Once someone had their vaccination, they were taken to a seated observation area where biscuits and cups of tea were on offer.
"It's almost like a family reunion down there sometime, you can have upwards of 20 people sitting there. It's got a good vibe to it, we've got music playing in the background," she said.
"We want our whānau to feel safe and feel comfortable. We just want them to relax."
Whakatāne resident Sunshine Biddle was among those hanging out in the observation area at Te Puna Ora's clinic.
She was already fully vaccinated and was there to support her aunty.
"I didn't even feel it. I was a bit anxious about getting it because I don't like getting injections, but it was sweet as."
Using local vaccinators beneficial
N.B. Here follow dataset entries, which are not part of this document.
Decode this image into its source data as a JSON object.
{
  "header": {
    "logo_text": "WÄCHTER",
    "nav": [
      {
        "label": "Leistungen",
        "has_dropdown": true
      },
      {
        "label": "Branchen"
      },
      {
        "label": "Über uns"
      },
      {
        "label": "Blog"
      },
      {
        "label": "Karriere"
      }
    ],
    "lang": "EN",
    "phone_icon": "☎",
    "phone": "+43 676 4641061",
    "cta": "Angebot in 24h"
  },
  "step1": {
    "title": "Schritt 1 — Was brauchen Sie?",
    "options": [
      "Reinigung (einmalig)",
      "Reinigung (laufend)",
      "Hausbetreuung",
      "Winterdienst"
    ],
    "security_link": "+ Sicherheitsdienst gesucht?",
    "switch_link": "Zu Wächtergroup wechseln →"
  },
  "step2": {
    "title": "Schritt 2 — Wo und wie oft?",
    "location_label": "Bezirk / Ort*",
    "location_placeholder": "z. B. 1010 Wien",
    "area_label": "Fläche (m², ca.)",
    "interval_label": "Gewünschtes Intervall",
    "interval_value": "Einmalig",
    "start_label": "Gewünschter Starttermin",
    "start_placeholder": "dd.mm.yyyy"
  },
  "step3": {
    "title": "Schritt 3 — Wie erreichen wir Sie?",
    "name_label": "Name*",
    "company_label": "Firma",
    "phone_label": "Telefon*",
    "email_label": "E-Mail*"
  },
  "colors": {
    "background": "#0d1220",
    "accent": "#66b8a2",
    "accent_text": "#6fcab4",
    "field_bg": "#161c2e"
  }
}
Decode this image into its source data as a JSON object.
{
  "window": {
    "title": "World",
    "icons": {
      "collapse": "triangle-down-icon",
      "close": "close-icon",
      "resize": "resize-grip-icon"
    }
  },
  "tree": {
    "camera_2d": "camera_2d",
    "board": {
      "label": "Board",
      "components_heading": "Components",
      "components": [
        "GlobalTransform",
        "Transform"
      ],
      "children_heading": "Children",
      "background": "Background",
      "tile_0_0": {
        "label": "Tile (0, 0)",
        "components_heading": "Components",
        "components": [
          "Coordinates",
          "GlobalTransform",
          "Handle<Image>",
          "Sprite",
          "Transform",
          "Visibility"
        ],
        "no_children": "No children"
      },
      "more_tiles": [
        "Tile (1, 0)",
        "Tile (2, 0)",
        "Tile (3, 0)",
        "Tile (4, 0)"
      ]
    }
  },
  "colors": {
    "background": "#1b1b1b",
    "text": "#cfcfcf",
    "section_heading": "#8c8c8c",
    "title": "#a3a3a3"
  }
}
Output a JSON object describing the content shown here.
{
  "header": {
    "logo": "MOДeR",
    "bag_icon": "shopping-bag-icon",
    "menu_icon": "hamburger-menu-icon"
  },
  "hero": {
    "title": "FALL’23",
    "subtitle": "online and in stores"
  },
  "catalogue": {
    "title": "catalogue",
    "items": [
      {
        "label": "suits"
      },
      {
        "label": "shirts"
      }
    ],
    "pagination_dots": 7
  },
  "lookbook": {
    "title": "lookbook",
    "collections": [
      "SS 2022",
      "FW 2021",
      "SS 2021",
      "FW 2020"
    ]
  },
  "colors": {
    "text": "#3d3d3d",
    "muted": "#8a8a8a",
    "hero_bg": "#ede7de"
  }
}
Te Puna Ora chief operating officer Lee Colquhoun said having locals as vaccinators made people feel at ease.
"As soon as they see the face they feel comfortable, and they can go from there."
Gavin said the hauora aimed to answer any questions about the vaccine, including organising a nurse to visit marae or iwi to host question and answer sessions.
"We're all about making sure that our whanāu are making an informed decision, versus doing something they've been told they need to do," she said.
"If that means people just coming in and we sit down and have that conversation, then we're all for that. If people decide then and there they don't want to do this, they're more than welcome to walk away, think about it and come back."
Across town at the Bay of Plenty District Health Board's vaccine clinic, Whakatāne resident James Reri was sitting in the observation area, eating a biscuit and sipping tea after getting his second dose.
"With the things that are happening now, we need to be proactive in doing this stuff. I think it's safety for everybody else too."
Fixed ideas an issue
The Bay of Plenty DHB's Rachel Shouler is leading the rollout of the vaccine in the Eastern Bay.
She accepted that some people just won't take the vaccine as they have fixed ideas about it.
"But then I think there's a section of the community sitting on the fence, wanting more information, wait and see how it goes. Hopefully they fall on the side of accepting it."
Shouler believed only people who want the vaccine would turn up to the vaccination clinics.
She said it is important that other health services, such as general practices, had information about the vaccine on hand for those who might want to know more.